▼
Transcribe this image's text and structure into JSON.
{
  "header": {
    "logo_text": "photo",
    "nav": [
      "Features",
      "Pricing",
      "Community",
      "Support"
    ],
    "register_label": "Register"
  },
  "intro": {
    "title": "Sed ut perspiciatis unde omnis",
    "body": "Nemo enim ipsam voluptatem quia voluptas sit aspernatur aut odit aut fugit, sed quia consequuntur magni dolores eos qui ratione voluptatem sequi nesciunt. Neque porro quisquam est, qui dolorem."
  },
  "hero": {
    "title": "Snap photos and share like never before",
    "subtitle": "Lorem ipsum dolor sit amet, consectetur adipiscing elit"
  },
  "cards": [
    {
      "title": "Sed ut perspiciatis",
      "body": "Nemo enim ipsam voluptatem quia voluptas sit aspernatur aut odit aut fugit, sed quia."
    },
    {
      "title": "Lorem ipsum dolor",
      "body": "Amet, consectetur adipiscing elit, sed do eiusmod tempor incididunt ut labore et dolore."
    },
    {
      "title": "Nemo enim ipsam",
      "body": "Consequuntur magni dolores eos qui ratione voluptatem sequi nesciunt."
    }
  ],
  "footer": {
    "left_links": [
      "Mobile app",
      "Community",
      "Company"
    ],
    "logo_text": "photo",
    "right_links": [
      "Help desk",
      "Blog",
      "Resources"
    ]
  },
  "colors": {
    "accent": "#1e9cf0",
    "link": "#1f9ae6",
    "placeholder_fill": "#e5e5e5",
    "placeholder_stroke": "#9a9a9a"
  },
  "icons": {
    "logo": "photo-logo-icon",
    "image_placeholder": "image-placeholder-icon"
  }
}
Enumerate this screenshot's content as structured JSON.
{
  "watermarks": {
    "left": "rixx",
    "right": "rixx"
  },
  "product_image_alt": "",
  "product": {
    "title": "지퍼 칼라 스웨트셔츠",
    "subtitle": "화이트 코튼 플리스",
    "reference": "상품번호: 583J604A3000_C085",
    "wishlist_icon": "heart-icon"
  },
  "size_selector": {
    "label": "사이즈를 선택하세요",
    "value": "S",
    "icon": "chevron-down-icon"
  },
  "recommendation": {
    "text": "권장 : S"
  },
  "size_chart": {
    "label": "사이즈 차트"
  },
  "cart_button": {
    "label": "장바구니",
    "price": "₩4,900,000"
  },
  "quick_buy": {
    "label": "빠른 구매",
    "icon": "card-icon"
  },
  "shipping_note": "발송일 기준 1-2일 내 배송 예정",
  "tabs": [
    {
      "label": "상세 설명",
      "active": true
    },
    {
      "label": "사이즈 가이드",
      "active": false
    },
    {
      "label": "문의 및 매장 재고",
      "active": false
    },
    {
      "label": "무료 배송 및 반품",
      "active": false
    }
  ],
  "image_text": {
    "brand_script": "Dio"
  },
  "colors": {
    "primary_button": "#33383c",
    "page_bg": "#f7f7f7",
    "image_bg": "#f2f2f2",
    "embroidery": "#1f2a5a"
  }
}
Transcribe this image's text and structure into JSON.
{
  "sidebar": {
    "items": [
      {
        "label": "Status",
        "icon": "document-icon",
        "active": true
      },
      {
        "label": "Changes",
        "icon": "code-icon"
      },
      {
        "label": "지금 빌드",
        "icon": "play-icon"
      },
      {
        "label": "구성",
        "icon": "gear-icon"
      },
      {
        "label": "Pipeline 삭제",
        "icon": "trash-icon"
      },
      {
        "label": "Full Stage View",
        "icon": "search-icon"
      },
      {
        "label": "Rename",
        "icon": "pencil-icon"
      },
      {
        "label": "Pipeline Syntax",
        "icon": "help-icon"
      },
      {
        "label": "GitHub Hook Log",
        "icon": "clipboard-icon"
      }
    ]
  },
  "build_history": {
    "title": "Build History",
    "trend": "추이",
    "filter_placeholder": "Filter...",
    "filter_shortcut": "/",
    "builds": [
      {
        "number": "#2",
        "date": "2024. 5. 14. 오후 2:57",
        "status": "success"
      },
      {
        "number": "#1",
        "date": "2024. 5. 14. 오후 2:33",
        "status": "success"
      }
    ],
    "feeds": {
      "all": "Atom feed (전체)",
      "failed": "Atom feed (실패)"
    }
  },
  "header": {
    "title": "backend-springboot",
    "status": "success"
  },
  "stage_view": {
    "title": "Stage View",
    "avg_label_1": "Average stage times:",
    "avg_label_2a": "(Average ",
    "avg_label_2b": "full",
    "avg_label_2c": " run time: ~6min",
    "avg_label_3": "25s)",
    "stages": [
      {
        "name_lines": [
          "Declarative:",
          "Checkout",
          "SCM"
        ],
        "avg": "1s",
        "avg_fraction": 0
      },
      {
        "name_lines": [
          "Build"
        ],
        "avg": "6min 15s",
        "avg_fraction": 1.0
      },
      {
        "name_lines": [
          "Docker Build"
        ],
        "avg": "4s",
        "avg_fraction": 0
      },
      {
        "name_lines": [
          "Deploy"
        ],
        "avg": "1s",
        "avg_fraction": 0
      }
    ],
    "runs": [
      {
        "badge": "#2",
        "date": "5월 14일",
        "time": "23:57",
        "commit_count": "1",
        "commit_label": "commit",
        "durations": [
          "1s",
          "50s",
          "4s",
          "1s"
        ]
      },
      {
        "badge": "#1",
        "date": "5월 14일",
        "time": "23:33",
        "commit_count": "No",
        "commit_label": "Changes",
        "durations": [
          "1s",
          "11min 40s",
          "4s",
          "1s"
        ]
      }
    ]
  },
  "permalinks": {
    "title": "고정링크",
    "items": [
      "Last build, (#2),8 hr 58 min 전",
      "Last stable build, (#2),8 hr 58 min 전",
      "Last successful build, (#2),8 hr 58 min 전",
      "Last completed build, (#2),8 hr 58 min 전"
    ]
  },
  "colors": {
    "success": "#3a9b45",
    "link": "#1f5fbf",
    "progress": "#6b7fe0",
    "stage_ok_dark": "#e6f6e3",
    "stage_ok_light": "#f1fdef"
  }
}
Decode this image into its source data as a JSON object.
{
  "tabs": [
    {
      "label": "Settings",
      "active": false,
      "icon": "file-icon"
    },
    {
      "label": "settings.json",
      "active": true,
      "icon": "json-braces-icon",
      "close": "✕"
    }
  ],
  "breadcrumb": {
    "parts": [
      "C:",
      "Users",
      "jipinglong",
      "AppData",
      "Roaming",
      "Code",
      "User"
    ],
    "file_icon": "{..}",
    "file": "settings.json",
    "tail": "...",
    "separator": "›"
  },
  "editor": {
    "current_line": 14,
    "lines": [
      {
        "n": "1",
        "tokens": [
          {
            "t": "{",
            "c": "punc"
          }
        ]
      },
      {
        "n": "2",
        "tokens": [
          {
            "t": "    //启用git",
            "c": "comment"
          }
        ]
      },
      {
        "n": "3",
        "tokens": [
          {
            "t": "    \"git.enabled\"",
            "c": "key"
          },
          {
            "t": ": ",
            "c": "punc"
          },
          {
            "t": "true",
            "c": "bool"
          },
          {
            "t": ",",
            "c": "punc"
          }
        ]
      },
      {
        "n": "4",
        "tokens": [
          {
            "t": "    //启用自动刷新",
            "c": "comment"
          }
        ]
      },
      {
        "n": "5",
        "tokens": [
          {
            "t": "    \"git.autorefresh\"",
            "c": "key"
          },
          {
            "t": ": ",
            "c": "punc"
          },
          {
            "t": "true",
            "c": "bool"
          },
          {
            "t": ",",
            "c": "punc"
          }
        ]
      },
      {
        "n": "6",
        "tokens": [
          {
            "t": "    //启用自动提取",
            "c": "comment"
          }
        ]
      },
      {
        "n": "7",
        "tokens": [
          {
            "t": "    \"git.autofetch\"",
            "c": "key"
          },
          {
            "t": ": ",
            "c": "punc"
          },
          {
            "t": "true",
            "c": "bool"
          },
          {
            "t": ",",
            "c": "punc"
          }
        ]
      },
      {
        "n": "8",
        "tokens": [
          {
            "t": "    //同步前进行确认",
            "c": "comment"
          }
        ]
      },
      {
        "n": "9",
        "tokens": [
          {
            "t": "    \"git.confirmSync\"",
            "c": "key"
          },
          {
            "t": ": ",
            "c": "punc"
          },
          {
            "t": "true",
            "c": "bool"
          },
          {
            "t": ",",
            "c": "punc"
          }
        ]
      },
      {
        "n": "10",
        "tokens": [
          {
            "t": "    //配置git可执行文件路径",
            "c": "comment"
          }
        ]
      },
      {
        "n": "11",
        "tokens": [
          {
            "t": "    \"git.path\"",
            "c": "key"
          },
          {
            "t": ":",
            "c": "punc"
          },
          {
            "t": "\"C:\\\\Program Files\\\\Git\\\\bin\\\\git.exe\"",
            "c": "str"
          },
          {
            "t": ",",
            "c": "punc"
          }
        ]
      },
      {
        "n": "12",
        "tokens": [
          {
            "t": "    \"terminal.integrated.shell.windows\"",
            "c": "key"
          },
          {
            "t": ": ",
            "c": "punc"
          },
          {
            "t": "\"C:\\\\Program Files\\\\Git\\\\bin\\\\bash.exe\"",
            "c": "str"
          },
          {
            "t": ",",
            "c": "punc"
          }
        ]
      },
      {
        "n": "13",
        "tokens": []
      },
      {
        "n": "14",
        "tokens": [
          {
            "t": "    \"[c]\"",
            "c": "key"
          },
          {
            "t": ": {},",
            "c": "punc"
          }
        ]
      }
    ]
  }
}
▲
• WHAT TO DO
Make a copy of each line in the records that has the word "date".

• RESULT
        "date": "2024. 5. 14. 오후 2:57",
        "date": "2024. 5. 14. 오후 2:33",
        "date": "5월 14일",
        "date": "5월 14일",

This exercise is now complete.